Galaxy Note 7 was at the heart of the biggest recall in mobile history, and Samsung is atoning for its mistake. The company opened a casting call, urging owners of the flamboyant device to share their experiences in an advert.
The company hopes that the video ad would dampen the damage and irritation caused by the inflammable Galaxy Note 7.
As many as 2.5 million Note 7 phablets were subject to recall earlier this year. The massive exchange program started only a few weeks after the product landed on shelves, as it became clear that the smartphone sported batteries that had a penchant for overheating and even exploding.
Samsung acknowledges that its clients were grieved by the incidents, and is making an attempt at rebuilding the Note's reputation. In order to succeed, the OEM wants people who have bought the device to appear in an advert.
O'Connor Casting is the agency that is at the helm of the project.
In its call to action, the agency asks current or former owners of the Note to "share their experiences with the Galaxy Note 7, the Note 7 recall and their overall experience with Samsung." A proof of ownership will be required from the selected candidates.
The final ad will be shot in New York, with those selected to appear in it getting paid $600 or more. To put it in perspective, a new Galaxy Note 7 from AT&T costs $879.99, getting one from T-Mobile or Sprint costs $849.99, with Verizon standing in the middle at $864.
Additionally, travel and accommodation during the project will be provided by Samsung. The advert is scheduled for shooting sometime between Oct. 7 and Oct. 17.
Interview dates are on Oct. 5 to 7 (Wednesday to Friday), with all the interviews scheduled to take place at O'Connor Casting Company. The casting agency, which is based in Chicago, notes that residents from outside the Windy City can also participate by submitting a video application.
Samsung has deployed a massive recall program for its potentially explosive devices and those who purchased a Note 7 were asked to exchange them for a new device, with the option to request a refund instead. When Samsung customers in its home market are concerned, they seem to maintain faith in the OEM. Only 4 percent of South Korean Galaxy Note 7 owners asked for their money back, while the rest were satisfied to get a non-inflammable Note 7.

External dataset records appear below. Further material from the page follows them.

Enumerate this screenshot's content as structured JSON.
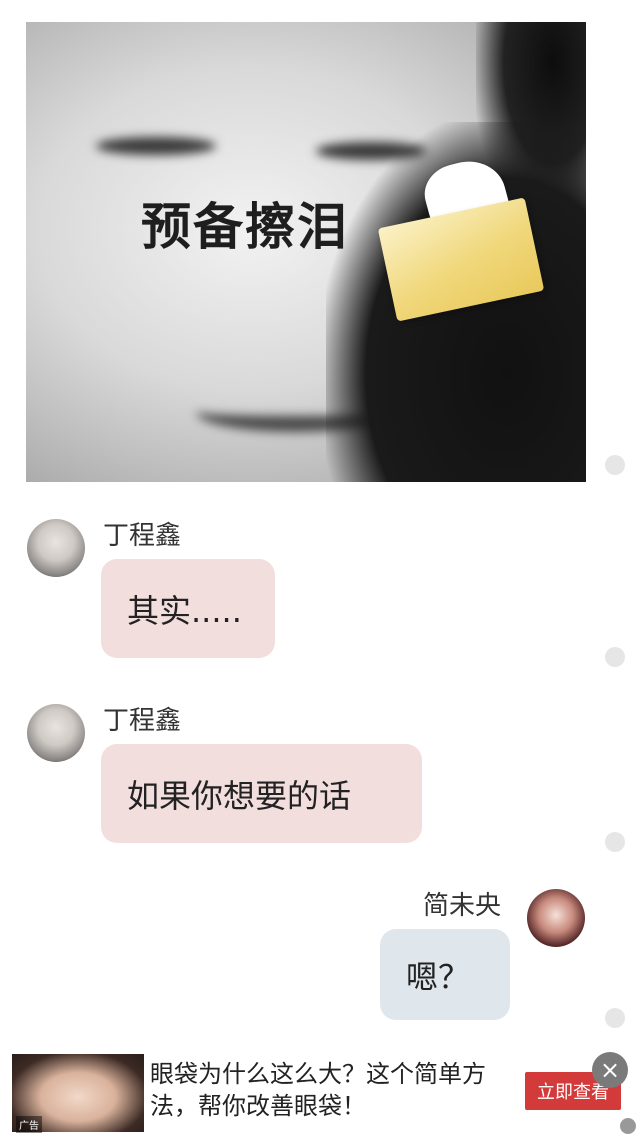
{
  "meme": {
    "caption": "预备擦泪"
  },
  "messages": [
    {
      "side": "left",
      "sender": "丁程鑫",
      "text": "其实....."
    },
    {
      "side": "left",
      "sender": "丁程鑫",
      "text": "如果你想要的话"
    },
    {
      "side": "right",
      "sender": "简未央",
      "text": "嗯？"
    }
  ],
  "ad": {
    "text": "眼袋为什么这么大？这个简单方法，帮你改善眼袋！",
    "button_label": "立即查看",
    "tag": "广告",
    "close_icon": "×"
  }
}
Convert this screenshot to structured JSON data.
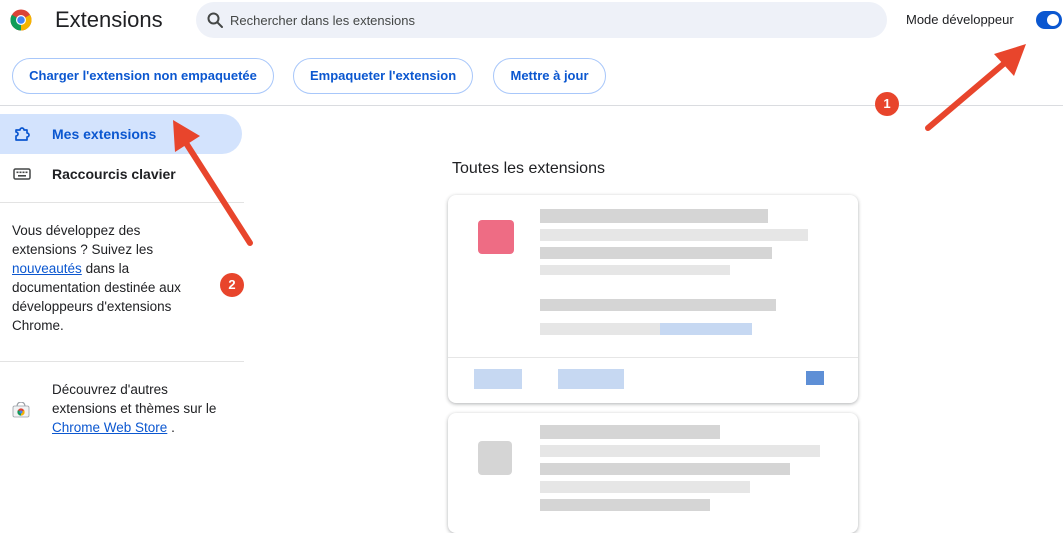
{
  "header": {
    "title": "Extensions",
    "search_placeholder": "Rechercher dans les extensions",
    "dev_mode_label": "Mode développeur",
    "dev_mode_on": true
  },
  "toolbar": {
    "load_unpacked": "Charger l'extension non empaquetée",
    "pack_extension": "Empaqueter l'extension",
    "update": "Mettre à jour"
  },
  "sidebar": {
    "items": [
      {
        "label": "Mes extensions",
        "icon": "puzzle-icon",
        "active": true
      },
      {
        "label": "Raccourcis clavier",
        "icon": "keyboard-icon",
        "active": false
      }
    ],
    "dev_info": {
      "before": "Vous développez des extensions ? Suivez les",
      "link": "nouveautés",
      "after": "dans la documentation destinée aux développeurs d'extensions Chrome."
    },
    "store_info": {
      "before": "Découvrez d'autres extensions et thèmes sur le",
      "link": "Chrome Web Store",
      "after": "."
    }
  },
  "main": {
    "section_title": "Toutes les extensions"
  },
  "annotations": {
    "badge_1": "1",
    "badge_2": "2",
    "arrow_color": "#e8452c"
  },
  "colors": {
    "accent": "#0b57d0",
    "active_nav_bg": "#d3e3fd",
    "search_bg": "#eef1f8"
  }
}
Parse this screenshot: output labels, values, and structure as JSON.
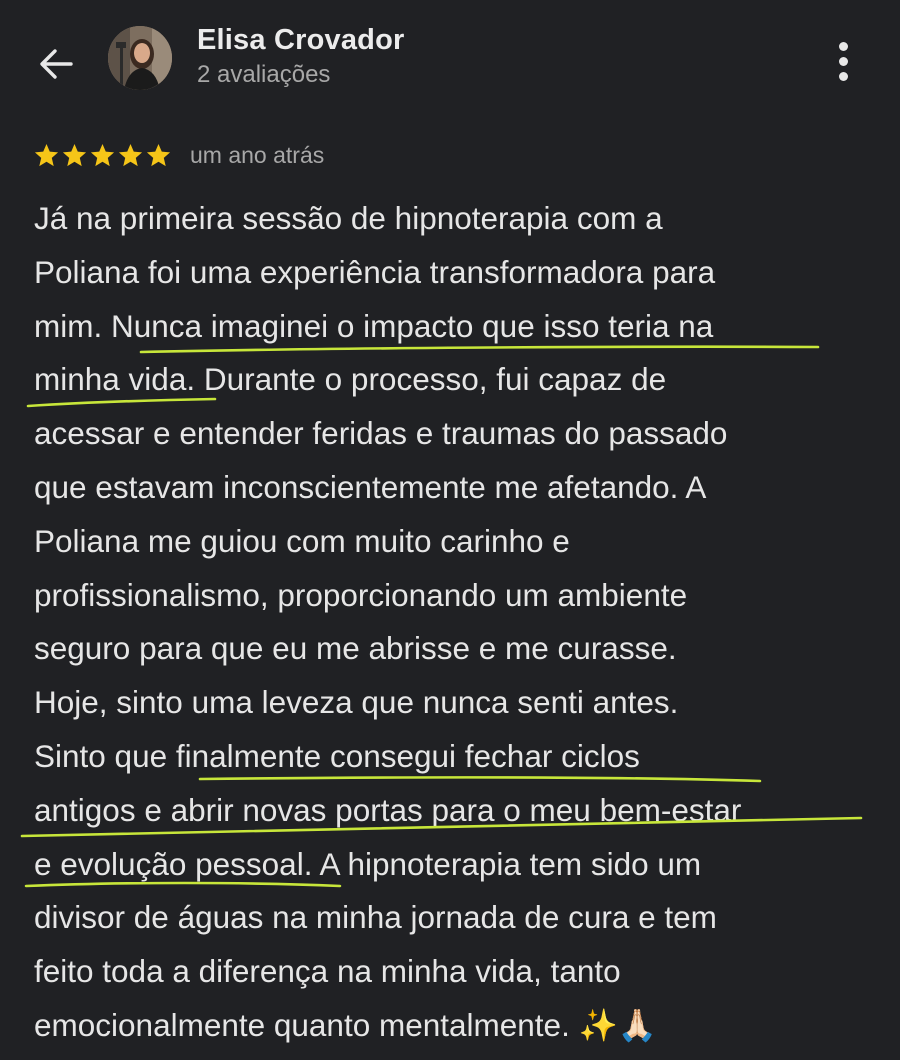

In September, the OEM announced that about 60 percent of its potentially hazardous Note 7 devices went through the exchange process, worldwide.